Life now feels like it’s been divided into two periods: work and not work. Gaming has helped me pass the otherwise undifferentiated time, and it’s also made me realize just how much work you can do while you’re presumably setting out to have fun. I don’t mean fictional professions, though I’ve been chasing bounties in The Witcher 3: Wild Hunt, driving passengers around the strange city of Los Ojos in Neo Cab, and performing bad surgeries in Surgeon Simulator 2. What I mean is that I choose to spend a lot of my limited time on this planet playing games, many of which involve nothing more than completing fictional tasks for fictional people.
For some reason, these tasks feel like they matter. I think it’s partially because games are designed to be fun. The more I think about it, though, the more I think it’s because it feels like there’s a direct relationship between the things I have to do and the rewards I accrue for doing them. Real life isn’t fully gamified yet, which is to say that if I have to go to the post office to pick up some stamps, it still feels like an imposition.
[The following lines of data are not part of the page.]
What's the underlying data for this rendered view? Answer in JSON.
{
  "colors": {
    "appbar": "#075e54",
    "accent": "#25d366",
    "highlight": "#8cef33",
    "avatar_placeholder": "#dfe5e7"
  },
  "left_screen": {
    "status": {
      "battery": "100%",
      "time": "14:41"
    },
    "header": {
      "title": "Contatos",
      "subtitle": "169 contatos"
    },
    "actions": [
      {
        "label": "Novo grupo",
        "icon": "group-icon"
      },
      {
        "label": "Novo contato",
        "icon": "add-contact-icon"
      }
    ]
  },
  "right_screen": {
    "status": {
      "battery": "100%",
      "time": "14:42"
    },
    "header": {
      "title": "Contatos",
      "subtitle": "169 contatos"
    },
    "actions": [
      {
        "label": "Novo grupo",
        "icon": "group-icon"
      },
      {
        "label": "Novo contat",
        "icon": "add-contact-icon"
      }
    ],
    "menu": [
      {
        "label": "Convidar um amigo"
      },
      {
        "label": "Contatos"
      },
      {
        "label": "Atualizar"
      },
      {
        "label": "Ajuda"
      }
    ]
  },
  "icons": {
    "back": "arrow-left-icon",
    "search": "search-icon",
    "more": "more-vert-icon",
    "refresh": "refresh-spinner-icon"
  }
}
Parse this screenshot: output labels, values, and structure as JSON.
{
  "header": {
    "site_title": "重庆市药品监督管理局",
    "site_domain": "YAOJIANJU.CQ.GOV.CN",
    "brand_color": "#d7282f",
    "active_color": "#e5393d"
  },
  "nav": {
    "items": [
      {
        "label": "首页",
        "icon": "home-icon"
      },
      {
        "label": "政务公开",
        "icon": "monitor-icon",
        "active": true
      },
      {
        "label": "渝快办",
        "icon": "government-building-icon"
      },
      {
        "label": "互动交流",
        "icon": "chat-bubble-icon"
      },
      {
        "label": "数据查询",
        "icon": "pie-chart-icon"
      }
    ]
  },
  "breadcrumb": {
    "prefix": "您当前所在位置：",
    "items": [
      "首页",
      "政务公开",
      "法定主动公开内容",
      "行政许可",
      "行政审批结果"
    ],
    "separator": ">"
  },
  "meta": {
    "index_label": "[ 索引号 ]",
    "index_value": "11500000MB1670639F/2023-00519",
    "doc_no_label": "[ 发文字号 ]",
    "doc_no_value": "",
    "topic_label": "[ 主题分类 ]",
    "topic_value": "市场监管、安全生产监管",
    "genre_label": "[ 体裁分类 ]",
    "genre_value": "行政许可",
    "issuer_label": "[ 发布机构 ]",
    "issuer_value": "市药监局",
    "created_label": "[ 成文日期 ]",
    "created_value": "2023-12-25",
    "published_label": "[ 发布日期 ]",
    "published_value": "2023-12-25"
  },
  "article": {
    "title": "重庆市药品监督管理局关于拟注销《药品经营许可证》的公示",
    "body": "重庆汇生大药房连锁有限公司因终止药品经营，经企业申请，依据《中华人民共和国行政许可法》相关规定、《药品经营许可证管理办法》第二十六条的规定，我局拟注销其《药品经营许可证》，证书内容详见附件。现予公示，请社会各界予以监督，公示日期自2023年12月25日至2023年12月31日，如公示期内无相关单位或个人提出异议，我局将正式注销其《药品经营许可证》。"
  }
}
The complaint is small but points to something larger. In games you get to be the protagonist; nothing happens without your involvement, which means your labor is inherently valuable. There’s also generally a direct relationship between task and reward. Real life isn’t like that. But the stakes are lower in video games—you’re not going to starve in real life if you don’t collect a power moon in Super Mario Odyssey. Games are closed systems, which means nobody is turning your labor inside them into their profit. There is a direct relationship between your work, your pay, and your value, something that’s become increasingly elusive as the gig-ification of real life continues.
Outside the virtual world, labor feels like it’s been stripped of its value. Employment is increasingly governed by mysterious processes and executives who generally do not share the concerns of their employees. And the pandemic has changed what a job means. It’s a lifeline, obviously, but if you’re nonessential, it’s harder to justify doing work at all; it’s hard to care about making widgets while thousands of people are dying every day. And yet the stock market continues to rise.
“Huge swathes of people, in Europe and North America in particular, spend their entire working lives performing tasks they secretly believe do not really need to be performed,” writes the late, brilliant David Graeber, summarizing the situation in his seminal essay “On the Phenomenon of Bullshit Jobs: A Work Rant.” “The moral and spiritual damage that comes from this situation is profound,” he continues. “It is a scar across our collective soul.”
The genius of his essay is in pointing out what should be obvious, and what feels even more obvious when you read it. “How can one even begin to speak of dignity in labour when one secretly feels one’s job should not exist? How can it not create a sense of deep rage and resentment,” he writes.
And this, I think, is the key. Games give players the feeling that their labor is valuable, that their contributions to the world are important and meaningful. This feeling doesn’t happen very often in real-life work, where most of the time you’re more of a non-playable character than a protagonist.
A protagonist has agency in their own life. Employment, at least in America, is designed to take away agency; the lack of a social safety net and a robust welfare state mean you are always one catastrophe away from losing whatever you’ve worked to build, which makes work far more important than it should be. In America, your job is your identity, your lifeline, and your purpose—unless you’re part of this country’s ruling class, in which case your work is immaterial. If labor were valued more highly, life might look a little more like a game. One that any player might win.